**Task instructions**
Return each line of the records below that contains the word "color".
^^^^^^^^^^^^^^^^
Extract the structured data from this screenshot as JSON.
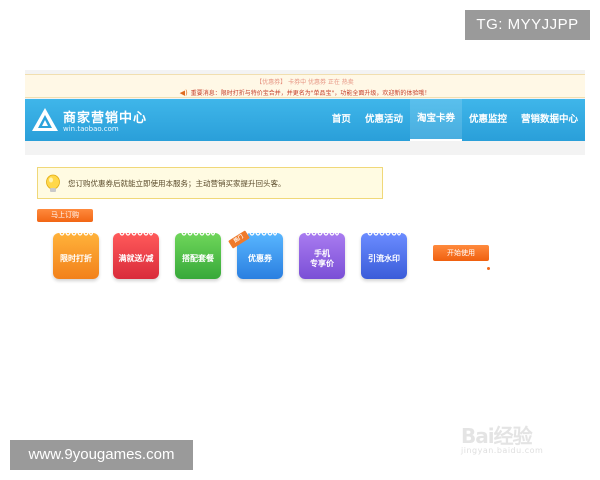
{
  "overlay": {
    "tg_badge": "TG: MYYJJPP",
    "site_badge": "www.9yougames.com"
  },
  "notice": {
    "line1": "【优惠券】 卡券中 优惠券 正在 热卖",
    "line2": "重要消息：限时打折与特价宝合并，并更名为\"单品宝\"，功能全面升级，欢迎新的体验哦！",
    "icon": "speaker-icon"
  },
  "header": {
    "logo_title": "商家营销中心",
    "logo_sub": "win.taobao.com",
    "nav": [
      {
        "label": "首页",
        "active": false
      },
      {
        "label": "优惠活动",
        "active": false
      },
      {
        "label": "淘宝卡券",
        "active": true
      },
      {
        "label": "优惠监控",
        "active": false
      },
      {
        "label": "营销数据中心",
        "active": false
      }
    ]
  },
  "content": {
    "tip": "您订购优惠券后就能立即使用本服务；主动营销买家提升回头客。",
    "order_button": "马上订购",
    "tiles": [
      {
        "label": "限时打折",
        "color": "#f2811b"
      },
      {
        "label": "满就送/减",
        "color": "#d92b3b"
      },
      {
        "label": "搭配套餐",
        "color": "#37a93a"
      },
      {
        "label": "优惠券",
        "color": "#2b7fe0",
        "ribbon": "热门"
      },
      {
        "label1": "手机",
        "label2": "专享价",
        "color": "#7a4fd6"
      },
      {
        "label": "引流水印",
        "color": "#3a5cd9"
      }
    ],
    "start_button": "开始使用"
  },
  "watermark": {
    "logo": "Bai经验",
    "url": "jingyan.baidu.com"
  }
}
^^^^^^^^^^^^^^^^
**Task answer**
        "color": "#f2811b"
        "color": "#d92b3b"
        "color": "#37a93a"
        "color": "#2b7fe0",
        "color": "#7a4fd6"
        "color": "#3a5cd9"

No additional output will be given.